White coats good – sandals bad

What should Italian hospital doctors wear (if they want to maintain patients’ confidence)?
In the first study of its kind (in Italy) researchers Sotgiu G, Nieddu P, Mameli L, Sorrentino E, Pirina P, Porcu A, Madeddu S, Idini M, Di Martino M, Delitala G, Mura I, and Dore MP, at the  Epidemiology and Medical Statistics Unit, Department of Biomedical Sciences, University of Sassari, Italy, showed photos of male and female doctors (in varying modes of attire) to hospital patients. And analysis of 765 completed questionnaires showed that the Italian patients were clearly in favour of white coats, nametags, and well kept teeth, but considerably less keen on long hair, visible tattoos, and body piercings. And, for women, the use of trousers and/or excessive makeup was frowned upon.

“This study clearly indicates patients’ needs for a sober professional image of their physician, deriving from a standard dress code and attention to detail in personal grooming …”

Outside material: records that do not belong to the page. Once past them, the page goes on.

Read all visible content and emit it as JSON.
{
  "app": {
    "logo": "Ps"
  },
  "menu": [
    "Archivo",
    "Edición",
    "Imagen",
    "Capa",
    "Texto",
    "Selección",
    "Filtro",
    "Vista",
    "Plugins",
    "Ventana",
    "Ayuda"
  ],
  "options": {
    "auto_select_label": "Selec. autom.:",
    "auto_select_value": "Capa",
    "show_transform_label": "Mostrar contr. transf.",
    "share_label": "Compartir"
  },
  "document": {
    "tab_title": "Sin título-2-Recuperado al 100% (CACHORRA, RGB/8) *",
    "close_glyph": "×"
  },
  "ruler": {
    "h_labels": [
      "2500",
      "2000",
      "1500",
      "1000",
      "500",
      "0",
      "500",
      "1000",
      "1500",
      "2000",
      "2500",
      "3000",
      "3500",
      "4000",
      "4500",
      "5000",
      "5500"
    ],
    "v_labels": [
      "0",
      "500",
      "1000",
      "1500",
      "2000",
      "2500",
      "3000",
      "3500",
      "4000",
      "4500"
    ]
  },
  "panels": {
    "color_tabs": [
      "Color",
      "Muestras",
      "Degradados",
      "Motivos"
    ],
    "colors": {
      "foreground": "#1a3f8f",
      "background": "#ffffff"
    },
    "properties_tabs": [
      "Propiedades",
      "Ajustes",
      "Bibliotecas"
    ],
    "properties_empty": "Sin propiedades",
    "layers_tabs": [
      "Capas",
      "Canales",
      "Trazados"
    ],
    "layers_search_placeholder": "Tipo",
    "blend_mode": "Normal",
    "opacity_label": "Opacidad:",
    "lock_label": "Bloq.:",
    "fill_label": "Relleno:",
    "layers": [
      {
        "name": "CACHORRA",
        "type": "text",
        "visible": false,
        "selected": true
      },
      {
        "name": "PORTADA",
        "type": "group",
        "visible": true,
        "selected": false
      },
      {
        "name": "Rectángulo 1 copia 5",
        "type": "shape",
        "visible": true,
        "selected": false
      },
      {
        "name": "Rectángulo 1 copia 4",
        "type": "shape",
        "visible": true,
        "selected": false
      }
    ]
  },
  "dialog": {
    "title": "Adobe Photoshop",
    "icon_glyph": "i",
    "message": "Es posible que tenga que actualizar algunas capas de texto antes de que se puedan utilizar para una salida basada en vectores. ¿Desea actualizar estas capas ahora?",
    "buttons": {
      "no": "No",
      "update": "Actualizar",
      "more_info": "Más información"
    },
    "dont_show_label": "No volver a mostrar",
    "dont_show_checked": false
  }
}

See: ‘Evidence for preferences of Italian patients for physician attire‘ in  Patient Preference and Adherence, Volume 2012:6 Pages 361 – 367